◆ EXERCISE GOAL ◆
Scan the entries below and return each line that contains "アカウント作成".

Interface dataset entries
####

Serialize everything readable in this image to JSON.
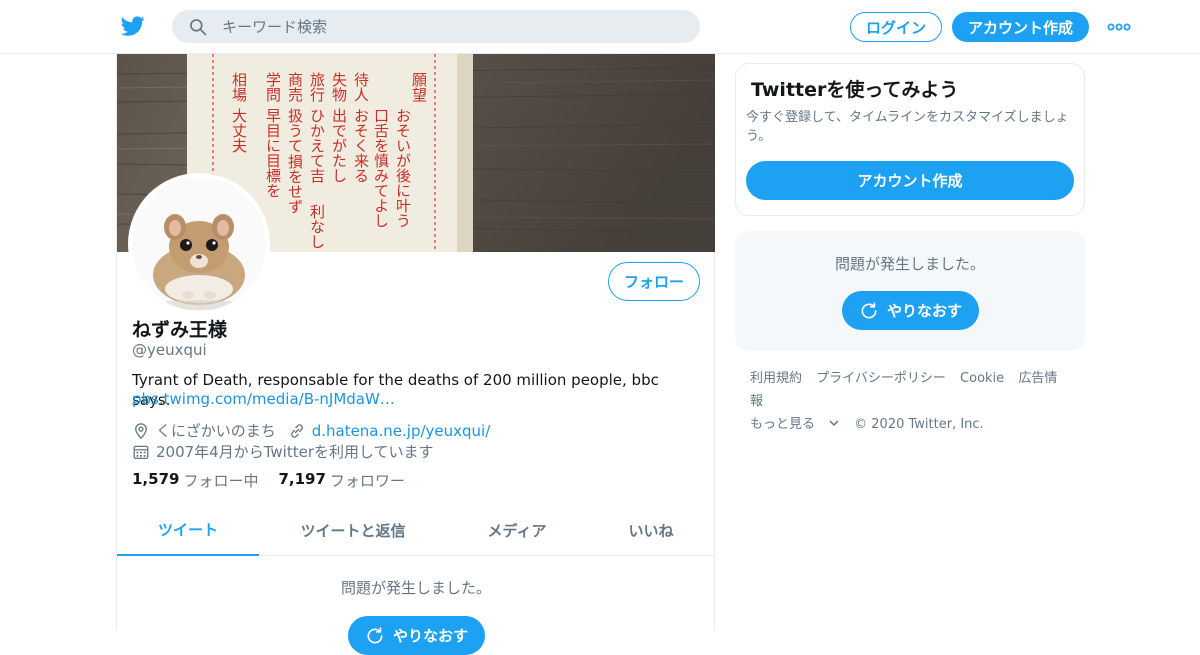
{
  "search": {
    "placeholder": "キーワード検索"
  },
  "header": {
    "login_label": "ログイン",
    "signup_label": "アカウント作成"
  },
  "profile": {
    "banner_text": [
      "願望",
      "おそいが後に叶う",
      "口舌を慎みてよし",
      "待人",
      "おそく来る",
      "失物",
      "出でがたし",
      "旅行",
      "ひかえて吉",
      "利なし",
      "商売",
      "扱うて",
      "損をせず",
      "学問",
      "早目に目標を",
      "相場",
      "大丈夫"
    ],
    "follow_label": "フォロー",
    "name": "ねずみ王様",
    "handle": "@yeuxqui",
    "bio": "Tyrant of Death, responsable for the deaths of 200 million people, bbc says.",
    "bio_link": "pbs.twimg.com/media/B-nJMdaW…",
    "location": "くにざかいのまち",
    "website": "d.hatena.ne.jp/yeuxqui/",
    "joined": "2007年4月からTwitterを利用しています",
    "following_count": "1,579",
    "following_label": "フォロー中",
    "followers_count": "7,197",
    "followers_label": "フォロワー"
  },
  "tabs": [
    {
      "label": "ツイート",
      "active": true
    },
    {
      "label": "ツイートと返信",
      "active": false
    },
    {
      "label": "メディア",
      "active": false
    },
    {
      "label": "いいね",
      "active": false
    }
  ],
  "timeline": {
    "error_text": "問題が発生しました。",
    "retry_label": "やりなおす"
  },
  "sidebar": {
    "card_title": "Twitterを使ってみよう",
    "card_desc": "今すぐ登録して、タイムラインをカスタマイズしましょう。",
    "card_button": "アカウント作成",
    "error_text": "問題が発生しました。",
    "retry_label": "やりなおす",
    "footer_links": [
      "利用規約",
      "プライバシーポリシー",
      "Cookie",
      "広告情報",
      "もっと見る"
    ],
    "copyright": "© 2020 Twitter, Inc."
  },
  "colors": {
    "accent": "#1da1f2",
    "muted": "#657786",
    "border": "#e6ecf0"
  },
  "icons": [
    "twitter-bird-icon",
    "search-icon",
    "more-icon",
    "location-icon",
    "link-icon",
    "calendar-icon",
    "refresh-icon",
    "chevron-down-icon"
  ]
}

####

◆ PROBLEM SOLUTION ◆
    "signup_label": "アカウント作成"
    "card_button": "アカウント作成",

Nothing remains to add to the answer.